Free Mental Health Assessment

Mental Health America recognizes the significance of accessible and prompt mental health support for individuals experiencing potential symptoms of mental health conditions. To aid in this effort, MHA offers free mental health screenings. Through awareness, support, and appropriate interventions, we can work together to build a more compassionate and mentally healthy world for everyone.

  • National Suicide Prevention Lifeline

    Call 988
    The 988 Lifeline is a national network of local crisis centers that provides free and confidential emotional support to people in suicidal crisis or emotional distress 24 hours a day, 7 days a week in the United States. 
  • Crisis Text Line

    Text HOME to 741741 from anywhere in the United States, anytime. Crisis Text Line is here for any crisis. A live, trained Crisis Counselor receives the text and responds, all from our secure online platform. The volunteer Crisis Counselor will help you move from a hot moment to a cool moment. 
  • Trevor Project Lifeline
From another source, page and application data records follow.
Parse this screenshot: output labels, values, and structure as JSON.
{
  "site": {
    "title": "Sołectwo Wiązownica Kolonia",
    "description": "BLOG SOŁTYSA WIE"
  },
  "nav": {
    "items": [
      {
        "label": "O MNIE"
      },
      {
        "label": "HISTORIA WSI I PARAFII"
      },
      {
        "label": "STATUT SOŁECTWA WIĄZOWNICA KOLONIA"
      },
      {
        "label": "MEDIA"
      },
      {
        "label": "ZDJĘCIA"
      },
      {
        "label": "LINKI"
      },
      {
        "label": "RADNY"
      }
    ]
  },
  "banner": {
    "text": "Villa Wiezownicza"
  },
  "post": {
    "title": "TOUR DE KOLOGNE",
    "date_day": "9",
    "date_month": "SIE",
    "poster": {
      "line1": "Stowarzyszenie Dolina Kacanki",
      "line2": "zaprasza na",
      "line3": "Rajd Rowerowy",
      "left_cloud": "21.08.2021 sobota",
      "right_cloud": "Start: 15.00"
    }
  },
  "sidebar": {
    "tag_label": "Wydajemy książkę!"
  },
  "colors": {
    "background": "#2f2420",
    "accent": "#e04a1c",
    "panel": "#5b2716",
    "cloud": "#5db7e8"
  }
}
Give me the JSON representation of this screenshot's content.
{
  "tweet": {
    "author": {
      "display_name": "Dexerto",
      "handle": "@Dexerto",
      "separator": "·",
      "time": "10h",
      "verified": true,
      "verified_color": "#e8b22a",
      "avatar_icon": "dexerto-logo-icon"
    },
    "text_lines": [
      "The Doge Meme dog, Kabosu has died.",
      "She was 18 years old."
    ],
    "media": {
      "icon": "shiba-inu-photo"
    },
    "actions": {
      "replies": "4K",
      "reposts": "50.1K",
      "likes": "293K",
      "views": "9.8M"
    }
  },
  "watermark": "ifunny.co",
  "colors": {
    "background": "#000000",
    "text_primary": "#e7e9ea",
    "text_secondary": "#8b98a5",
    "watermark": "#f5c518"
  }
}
    Call 1-866-488-7368
    Text ‘START’ to 678-678
    Or chat online

    Trained counselors that understand the challenges LGBTQ people face.